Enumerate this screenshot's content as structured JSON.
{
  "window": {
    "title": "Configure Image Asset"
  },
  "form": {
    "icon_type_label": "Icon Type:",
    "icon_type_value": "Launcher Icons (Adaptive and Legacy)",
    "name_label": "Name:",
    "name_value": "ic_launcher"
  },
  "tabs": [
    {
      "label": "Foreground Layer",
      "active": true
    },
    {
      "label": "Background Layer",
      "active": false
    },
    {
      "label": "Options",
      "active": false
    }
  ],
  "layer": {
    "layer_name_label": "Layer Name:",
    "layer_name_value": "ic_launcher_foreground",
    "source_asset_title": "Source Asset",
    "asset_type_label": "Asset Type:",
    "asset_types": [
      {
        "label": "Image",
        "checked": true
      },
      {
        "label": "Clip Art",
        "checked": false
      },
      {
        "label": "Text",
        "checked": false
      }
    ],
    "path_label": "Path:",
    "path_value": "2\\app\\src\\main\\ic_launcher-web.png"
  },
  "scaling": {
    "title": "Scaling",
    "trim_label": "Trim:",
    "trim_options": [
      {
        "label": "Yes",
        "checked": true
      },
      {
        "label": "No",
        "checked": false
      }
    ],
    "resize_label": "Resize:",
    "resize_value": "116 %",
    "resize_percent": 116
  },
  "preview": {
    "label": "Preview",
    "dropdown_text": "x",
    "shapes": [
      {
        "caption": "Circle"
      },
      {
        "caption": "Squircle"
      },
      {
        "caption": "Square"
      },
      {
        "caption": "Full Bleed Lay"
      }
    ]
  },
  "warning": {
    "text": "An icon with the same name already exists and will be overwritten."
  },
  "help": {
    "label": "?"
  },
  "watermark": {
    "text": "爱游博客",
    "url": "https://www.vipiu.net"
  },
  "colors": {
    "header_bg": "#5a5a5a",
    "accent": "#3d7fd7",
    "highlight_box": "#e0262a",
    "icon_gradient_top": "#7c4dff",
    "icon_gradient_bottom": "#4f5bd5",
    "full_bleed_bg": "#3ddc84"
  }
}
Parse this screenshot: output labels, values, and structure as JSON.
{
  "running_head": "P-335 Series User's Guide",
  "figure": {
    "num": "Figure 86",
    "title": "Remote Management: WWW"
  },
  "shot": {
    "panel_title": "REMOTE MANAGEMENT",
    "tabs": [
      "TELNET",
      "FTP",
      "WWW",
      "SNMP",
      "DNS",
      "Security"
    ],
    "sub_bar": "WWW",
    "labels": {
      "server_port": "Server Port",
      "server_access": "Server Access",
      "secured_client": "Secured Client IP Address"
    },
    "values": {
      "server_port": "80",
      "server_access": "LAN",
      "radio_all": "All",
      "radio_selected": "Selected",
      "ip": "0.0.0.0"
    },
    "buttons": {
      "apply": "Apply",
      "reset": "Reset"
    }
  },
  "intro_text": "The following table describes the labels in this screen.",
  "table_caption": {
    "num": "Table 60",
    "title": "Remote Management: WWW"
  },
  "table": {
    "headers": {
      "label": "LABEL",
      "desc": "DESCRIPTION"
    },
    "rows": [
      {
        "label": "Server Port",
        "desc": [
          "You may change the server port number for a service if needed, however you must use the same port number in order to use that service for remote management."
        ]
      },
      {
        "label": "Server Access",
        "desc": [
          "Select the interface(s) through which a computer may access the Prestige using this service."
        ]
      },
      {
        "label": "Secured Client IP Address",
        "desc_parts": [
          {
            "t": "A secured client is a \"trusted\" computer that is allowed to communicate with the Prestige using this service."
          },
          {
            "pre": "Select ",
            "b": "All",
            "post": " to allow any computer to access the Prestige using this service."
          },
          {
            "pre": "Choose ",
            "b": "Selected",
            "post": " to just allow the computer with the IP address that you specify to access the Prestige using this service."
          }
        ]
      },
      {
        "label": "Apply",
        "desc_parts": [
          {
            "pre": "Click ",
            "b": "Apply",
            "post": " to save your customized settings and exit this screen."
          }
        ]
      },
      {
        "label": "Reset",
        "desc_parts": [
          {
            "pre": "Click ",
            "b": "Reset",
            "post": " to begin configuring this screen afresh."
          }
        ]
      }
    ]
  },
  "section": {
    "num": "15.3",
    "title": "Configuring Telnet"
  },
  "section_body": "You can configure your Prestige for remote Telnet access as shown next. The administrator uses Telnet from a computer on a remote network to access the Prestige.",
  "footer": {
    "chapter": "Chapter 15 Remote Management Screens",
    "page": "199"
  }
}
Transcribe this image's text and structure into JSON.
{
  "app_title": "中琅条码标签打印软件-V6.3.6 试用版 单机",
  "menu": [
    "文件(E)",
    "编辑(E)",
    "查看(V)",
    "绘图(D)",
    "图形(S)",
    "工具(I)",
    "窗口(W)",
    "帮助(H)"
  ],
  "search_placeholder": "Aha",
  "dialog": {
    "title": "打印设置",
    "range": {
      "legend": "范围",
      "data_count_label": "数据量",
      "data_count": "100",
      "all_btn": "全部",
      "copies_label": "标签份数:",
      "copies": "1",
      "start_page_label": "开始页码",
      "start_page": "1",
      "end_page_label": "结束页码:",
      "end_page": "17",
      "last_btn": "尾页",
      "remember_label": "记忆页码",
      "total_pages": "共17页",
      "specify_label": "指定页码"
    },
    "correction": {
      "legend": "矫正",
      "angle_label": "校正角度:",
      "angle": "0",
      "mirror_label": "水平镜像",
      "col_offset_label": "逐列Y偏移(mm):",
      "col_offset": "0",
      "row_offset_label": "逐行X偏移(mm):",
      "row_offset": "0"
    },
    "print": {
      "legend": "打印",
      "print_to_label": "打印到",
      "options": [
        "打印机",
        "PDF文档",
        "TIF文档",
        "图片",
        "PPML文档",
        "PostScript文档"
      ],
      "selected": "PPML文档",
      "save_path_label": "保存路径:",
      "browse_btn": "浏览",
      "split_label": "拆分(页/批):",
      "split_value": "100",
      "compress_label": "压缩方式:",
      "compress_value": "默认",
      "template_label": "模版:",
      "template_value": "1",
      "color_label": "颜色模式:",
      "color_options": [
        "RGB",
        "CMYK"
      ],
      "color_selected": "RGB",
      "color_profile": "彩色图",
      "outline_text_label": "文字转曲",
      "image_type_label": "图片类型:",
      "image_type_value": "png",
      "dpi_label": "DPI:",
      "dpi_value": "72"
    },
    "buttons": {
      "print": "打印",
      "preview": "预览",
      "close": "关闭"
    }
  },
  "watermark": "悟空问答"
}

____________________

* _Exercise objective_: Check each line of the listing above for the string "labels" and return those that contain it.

* _Response area_:
Parse this screenshot: output labels, values, and structure as JSON.
    "labels": {
  "intro_text": "The following table describes the labels in this screen.",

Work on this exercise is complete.